REQUIRED WORK:
Find all lines below containing the string "that" and return them.

[GIVEN INFORMATION Boundary: Start]

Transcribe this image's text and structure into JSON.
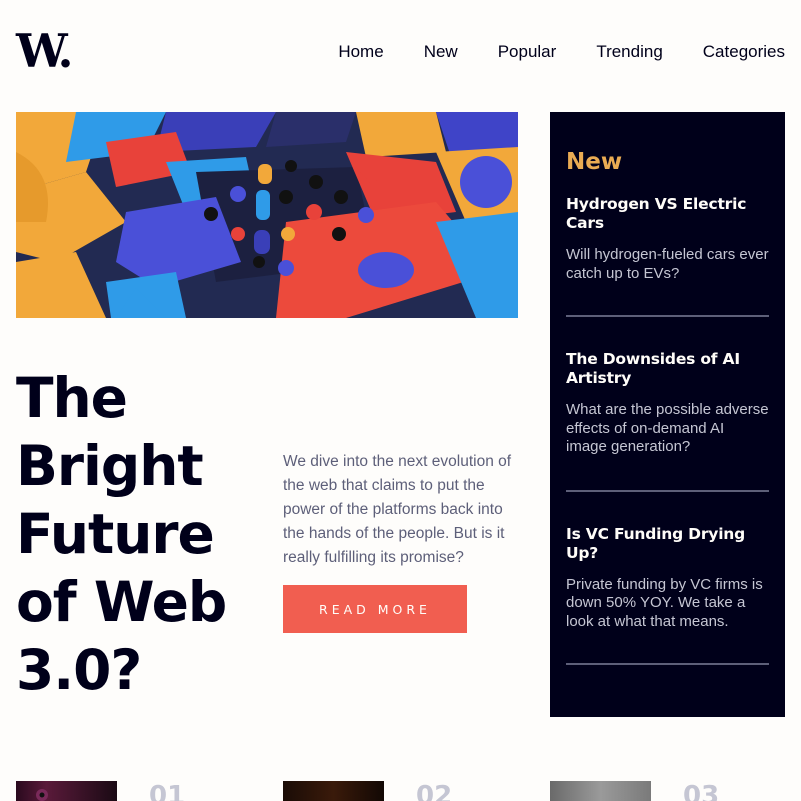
{
  "brand": {
    "logo": "W."
  },
  "nav": {
    "items": [
      "Home",
      "New",
      "Popular",
      "Trending",
      "Categories"
    ]
  },
  "hero": {
    "image_alt": "Colorful 3D geometric blocks",
    "title": "The Bright Future of Web 3.0?",
    "description": "We dive into the next evolution of the web that claims to put the power of the platforms back into the hands of the people. But is it really fulfilling its promise?",
    "cta_label": "READ MORE"
  },
  "sidebar": {
    "heading": "New",
    "items": [
      {
        "title": "Hydrogen VS Electric Cars",
        "text": "Will hydrogen-fueled cars ever catch up to EVs?"
      },
      {
        "title": "The Downsides of AI Artistry",
        "text": "What are the possible adverse effects of on-demand AI image generation?"
      },
      {
        "title": "Is VC Funding Drying Up?",
        "text": "Private funding by VC firms is down 50% YOY. We take a look at what that means."
      }
    ]
  },
  "bottom": {
    "numbers": [
      "01",
      "02",
      "03"
    ]
  },
  "colors": {
    "dark": "#00001a",
    "accent": "#f15e50",
    "gold": "#e9ab53",
    "muted": "#5d5f79"
  }
}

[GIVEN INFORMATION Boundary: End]

OUTPUT FOR THIS TASK:
    "description": "We dive into the next evolution of the web that claims to put the power of the platforms back into the hands of the people. But is it really fulfilling its promise?",
        "text": "Private funding by VC firms is down 50% YOY. We take a look at what that means."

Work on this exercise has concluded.